[Listed entries Boundary: Start]
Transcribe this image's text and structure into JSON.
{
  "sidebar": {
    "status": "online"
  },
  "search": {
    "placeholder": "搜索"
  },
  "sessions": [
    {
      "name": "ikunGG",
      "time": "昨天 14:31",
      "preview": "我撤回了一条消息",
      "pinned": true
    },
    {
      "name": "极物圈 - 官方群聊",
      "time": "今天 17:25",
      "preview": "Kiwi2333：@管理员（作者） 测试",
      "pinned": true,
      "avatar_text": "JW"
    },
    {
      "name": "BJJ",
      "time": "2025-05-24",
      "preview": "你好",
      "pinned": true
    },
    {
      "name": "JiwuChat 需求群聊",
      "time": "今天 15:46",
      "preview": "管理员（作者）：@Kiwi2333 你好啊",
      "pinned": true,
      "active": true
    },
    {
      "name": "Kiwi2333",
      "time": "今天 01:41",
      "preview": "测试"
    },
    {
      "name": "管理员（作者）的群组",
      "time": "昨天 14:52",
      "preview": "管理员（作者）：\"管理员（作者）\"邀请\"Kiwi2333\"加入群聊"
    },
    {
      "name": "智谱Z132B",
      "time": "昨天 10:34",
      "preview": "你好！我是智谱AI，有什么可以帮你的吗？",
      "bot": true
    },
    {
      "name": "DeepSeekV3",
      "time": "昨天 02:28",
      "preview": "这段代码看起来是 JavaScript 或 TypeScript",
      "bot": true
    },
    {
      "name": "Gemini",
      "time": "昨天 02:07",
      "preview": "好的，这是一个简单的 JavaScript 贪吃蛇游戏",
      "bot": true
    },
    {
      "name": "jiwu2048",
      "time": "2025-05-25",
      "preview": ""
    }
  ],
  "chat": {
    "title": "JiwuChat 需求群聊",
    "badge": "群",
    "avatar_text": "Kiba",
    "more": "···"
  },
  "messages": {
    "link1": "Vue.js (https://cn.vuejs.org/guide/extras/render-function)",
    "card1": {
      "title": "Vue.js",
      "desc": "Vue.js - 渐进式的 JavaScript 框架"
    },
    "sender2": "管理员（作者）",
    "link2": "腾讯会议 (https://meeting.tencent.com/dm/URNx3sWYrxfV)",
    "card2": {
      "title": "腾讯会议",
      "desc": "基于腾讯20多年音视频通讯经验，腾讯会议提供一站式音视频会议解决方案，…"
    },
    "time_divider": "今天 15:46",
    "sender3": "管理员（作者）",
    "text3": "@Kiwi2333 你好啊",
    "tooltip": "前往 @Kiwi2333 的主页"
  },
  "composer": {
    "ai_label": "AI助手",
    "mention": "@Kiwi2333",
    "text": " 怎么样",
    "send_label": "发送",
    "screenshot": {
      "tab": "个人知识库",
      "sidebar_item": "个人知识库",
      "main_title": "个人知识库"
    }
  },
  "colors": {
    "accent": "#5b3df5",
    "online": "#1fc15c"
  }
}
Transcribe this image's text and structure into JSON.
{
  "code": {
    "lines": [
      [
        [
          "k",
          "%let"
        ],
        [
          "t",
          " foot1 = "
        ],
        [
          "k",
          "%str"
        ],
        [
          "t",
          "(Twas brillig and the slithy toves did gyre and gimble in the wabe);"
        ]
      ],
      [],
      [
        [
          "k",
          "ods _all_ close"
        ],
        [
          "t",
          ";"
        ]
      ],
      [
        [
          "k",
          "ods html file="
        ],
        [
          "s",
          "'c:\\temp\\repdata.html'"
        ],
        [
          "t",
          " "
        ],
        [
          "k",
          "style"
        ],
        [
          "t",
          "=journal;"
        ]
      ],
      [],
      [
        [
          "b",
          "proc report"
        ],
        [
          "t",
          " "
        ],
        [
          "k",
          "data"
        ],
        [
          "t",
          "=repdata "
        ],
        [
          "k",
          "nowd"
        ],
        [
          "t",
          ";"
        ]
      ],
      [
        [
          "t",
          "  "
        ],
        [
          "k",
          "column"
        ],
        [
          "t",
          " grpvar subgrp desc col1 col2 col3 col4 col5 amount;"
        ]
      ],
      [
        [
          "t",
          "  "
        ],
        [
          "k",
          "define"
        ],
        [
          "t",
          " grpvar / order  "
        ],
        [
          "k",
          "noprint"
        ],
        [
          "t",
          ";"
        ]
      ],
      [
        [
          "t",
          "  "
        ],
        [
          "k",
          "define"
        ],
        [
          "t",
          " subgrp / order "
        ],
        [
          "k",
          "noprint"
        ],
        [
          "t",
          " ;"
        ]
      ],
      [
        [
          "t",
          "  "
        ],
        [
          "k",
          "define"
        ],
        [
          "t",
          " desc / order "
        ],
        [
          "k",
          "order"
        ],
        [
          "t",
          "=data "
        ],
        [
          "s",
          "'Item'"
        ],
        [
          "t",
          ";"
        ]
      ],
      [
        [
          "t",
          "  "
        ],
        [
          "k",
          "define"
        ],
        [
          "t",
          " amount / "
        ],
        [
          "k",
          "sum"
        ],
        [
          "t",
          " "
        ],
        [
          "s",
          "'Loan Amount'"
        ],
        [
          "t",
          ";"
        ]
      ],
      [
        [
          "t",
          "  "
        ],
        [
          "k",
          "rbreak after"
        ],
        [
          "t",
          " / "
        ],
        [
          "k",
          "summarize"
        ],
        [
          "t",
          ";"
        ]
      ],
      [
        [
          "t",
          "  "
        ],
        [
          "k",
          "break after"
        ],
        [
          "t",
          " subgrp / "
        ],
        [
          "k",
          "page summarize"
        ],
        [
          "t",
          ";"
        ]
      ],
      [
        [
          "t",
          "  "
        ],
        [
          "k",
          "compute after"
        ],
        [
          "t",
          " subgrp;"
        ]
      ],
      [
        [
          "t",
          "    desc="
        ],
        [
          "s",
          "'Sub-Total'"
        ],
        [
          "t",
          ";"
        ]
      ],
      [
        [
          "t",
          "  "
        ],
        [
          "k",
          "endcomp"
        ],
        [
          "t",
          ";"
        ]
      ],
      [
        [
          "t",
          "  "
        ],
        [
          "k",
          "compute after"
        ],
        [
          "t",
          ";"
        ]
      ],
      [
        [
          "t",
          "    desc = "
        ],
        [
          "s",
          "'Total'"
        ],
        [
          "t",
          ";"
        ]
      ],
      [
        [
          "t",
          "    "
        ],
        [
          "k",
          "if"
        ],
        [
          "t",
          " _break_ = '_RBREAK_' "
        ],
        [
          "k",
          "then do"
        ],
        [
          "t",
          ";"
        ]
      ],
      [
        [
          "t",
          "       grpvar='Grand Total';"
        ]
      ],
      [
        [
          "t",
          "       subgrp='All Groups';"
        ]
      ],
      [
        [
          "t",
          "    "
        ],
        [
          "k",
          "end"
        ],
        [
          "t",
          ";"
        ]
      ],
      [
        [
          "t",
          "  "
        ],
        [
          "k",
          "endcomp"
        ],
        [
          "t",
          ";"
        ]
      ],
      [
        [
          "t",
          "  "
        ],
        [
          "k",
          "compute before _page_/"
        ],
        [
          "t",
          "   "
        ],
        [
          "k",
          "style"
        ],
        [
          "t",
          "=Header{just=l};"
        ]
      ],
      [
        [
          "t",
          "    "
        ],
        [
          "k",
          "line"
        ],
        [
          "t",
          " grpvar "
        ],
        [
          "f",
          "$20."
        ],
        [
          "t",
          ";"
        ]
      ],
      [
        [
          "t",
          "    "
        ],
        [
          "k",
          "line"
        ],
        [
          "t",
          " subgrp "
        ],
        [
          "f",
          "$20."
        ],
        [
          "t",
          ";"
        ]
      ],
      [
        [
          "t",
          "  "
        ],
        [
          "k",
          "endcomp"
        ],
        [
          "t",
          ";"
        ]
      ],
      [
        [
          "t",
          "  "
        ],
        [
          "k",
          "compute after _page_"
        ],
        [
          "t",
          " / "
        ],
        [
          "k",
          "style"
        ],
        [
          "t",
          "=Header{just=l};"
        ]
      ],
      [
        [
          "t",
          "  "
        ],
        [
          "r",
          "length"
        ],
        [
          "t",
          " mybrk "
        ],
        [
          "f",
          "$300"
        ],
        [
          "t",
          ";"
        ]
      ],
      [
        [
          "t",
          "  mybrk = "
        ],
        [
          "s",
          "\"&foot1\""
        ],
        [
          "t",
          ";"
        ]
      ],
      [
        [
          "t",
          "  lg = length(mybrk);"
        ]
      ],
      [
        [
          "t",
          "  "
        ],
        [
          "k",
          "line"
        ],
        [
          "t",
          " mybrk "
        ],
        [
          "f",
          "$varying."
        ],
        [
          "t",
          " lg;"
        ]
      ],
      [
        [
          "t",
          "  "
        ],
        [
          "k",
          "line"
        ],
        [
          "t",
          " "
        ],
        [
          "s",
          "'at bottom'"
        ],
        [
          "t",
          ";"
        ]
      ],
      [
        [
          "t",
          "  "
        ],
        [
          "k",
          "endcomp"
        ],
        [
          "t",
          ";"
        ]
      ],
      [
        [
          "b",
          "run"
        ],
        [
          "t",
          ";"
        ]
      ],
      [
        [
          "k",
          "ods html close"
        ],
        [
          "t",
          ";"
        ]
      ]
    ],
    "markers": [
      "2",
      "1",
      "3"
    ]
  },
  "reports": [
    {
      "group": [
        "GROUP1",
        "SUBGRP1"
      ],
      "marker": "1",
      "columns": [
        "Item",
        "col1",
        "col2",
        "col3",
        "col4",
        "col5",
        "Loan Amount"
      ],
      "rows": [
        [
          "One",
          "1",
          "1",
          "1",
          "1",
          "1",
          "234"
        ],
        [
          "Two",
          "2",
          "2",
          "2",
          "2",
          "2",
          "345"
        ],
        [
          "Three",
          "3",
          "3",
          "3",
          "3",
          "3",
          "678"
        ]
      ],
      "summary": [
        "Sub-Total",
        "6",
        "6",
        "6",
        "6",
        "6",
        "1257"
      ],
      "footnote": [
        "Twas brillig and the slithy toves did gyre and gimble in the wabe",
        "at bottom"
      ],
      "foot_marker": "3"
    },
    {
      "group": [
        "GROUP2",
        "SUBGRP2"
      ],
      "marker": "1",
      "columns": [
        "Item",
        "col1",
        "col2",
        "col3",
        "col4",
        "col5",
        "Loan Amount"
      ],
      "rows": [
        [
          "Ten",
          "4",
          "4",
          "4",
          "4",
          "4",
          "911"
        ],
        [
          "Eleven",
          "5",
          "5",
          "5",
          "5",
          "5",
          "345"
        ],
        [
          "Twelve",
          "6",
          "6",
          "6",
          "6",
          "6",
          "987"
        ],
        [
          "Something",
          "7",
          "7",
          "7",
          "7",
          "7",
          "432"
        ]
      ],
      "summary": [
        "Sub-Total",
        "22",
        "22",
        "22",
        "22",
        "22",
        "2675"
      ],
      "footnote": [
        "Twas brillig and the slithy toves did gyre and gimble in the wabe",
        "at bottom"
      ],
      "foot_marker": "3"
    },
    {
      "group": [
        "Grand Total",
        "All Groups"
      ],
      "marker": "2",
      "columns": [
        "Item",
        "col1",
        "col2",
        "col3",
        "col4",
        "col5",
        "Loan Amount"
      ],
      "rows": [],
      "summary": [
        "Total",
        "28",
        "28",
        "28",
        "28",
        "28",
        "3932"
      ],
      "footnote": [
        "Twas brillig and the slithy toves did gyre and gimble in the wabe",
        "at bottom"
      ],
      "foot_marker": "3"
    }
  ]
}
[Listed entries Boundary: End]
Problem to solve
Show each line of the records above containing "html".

Result
          "ods html file="
          "'c:\\temp\\repdata.html'"
          "ods html close"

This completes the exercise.